    • ‘She said: ‘Some of them apologise and move on, but others just give you a mouthful.’’
    • ‘If you read my story and didn't see your name on my ‘thank you’ list, email me and give me a mouthful!’
    • ‘I managed at one time to get to the telephone and ring the Philippine consul in Nicosia, who rang the owners of the taverna and gave them a mouthful.’
    • ‘If anyone in her neighbourhood dared to question what I was doing there, or why I took photographs, she gave them a mouthful.’
    • ‘Eventually, even he couldn't stop me from standing up and giving Megson a mouthful back.’

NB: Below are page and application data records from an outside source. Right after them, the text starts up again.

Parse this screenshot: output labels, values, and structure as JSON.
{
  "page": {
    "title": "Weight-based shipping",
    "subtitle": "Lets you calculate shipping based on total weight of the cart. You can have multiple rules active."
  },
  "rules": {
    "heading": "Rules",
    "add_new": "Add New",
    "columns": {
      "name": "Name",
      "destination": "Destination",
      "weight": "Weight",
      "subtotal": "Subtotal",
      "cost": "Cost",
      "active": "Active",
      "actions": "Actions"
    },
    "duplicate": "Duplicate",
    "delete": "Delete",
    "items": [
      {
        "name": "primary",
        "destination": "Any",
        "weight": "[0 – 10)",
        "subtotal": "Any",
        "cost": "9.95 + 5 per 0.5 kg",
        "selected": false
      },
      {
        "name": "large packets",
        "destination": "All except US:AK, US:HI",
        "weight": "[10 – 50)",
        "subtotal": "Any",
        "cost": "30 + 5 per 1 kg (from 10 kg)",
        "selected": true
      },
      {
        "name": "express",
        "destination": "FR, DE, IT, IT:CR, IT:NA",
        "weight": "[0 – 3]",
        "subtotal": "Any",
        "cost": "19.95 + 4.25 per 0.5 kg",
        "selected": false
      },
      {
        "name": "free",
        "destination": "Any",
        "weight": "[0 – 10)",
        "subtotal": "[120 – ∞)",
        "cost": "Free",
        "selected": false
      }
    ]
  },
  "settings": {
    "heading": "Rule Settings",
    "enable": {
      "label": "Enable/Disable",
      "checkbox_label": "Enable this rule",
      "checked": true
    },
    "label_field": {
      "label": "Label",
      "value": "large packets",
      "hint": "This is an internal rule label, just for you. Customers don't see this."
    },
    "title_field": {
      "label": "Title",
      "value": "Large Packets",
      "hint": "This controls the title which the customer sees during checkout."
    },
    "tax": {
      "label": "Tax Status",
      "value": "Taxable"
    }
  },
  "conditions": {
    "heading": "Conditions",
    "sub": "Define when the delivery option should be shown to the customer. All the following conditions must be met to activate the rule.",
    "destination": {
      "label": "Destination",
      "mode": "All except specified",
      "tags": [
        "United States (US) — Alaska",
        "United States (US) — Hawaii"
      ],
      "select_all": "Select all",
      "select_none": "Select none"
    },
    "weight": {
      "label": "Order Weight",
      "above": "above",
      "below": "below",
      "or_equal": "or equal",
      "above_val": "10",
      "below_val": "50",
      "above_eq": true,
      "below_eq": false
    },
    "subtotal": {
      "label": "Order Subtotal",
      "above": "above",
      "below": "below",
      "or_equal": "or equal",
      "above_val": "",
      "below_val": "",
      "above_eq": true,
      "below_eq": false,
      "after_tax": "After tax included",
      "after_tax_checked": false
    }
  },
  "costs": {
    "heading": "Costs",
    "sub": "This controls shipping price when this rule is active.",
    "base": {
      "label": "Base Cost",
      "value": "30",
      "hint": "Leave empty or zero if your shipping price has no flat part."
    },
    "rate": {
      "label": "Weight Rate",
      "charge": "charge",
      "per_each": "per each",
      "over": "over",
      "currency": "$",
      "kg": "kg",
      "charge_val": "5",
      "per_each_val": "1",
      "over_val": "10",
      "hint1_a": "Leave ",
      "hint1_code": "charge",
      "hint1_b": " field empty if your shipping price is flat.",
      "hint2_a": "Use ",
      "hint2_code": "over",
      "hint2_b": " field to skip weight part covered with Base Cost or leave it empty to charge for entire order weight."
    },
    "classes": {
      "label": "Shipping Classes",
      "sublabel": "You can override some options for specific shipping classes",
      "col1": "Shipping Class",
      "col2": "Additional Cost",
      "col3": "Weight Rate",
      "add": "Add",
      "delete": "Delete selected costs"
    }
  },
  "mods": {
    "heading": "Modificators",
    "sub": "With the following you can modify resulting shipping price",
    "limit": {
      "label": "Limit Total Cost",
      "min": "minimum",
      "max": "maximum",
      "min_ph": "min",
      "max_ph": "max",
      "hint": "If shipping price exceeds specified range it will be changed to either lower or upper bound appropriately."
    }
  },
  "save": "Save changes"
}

    • ‘On objecting to this I was given a mouthful of verbal abuse by youths who presumably had nothing better to do in the school holidays than make a nuisance of themselves.’
    • ‘‘But I did have one woman recently give me a mouthful of abuse telling me I was being cruel to the dog,’ Mrs Bloomfield said.’
    • ‘The driver then proceeded to give me a mouthful about how cyclists should be more careful.’
    • ‘Your average traffic cop must pull over hundreds of motorists a month, many of whom are going to give him a mouthful.’
    • ‘Bejaysus but if Libby didn't blow up again and gave her a mouthful of abuse for bein' such an interferin' busybody.’
    • ‘I finally get so tired of hearing my name yelled that I stop… fully intending to give him a mouthful.’
    • ‘They'd pass their phone to me and Strawhorn would give me a mouthful.’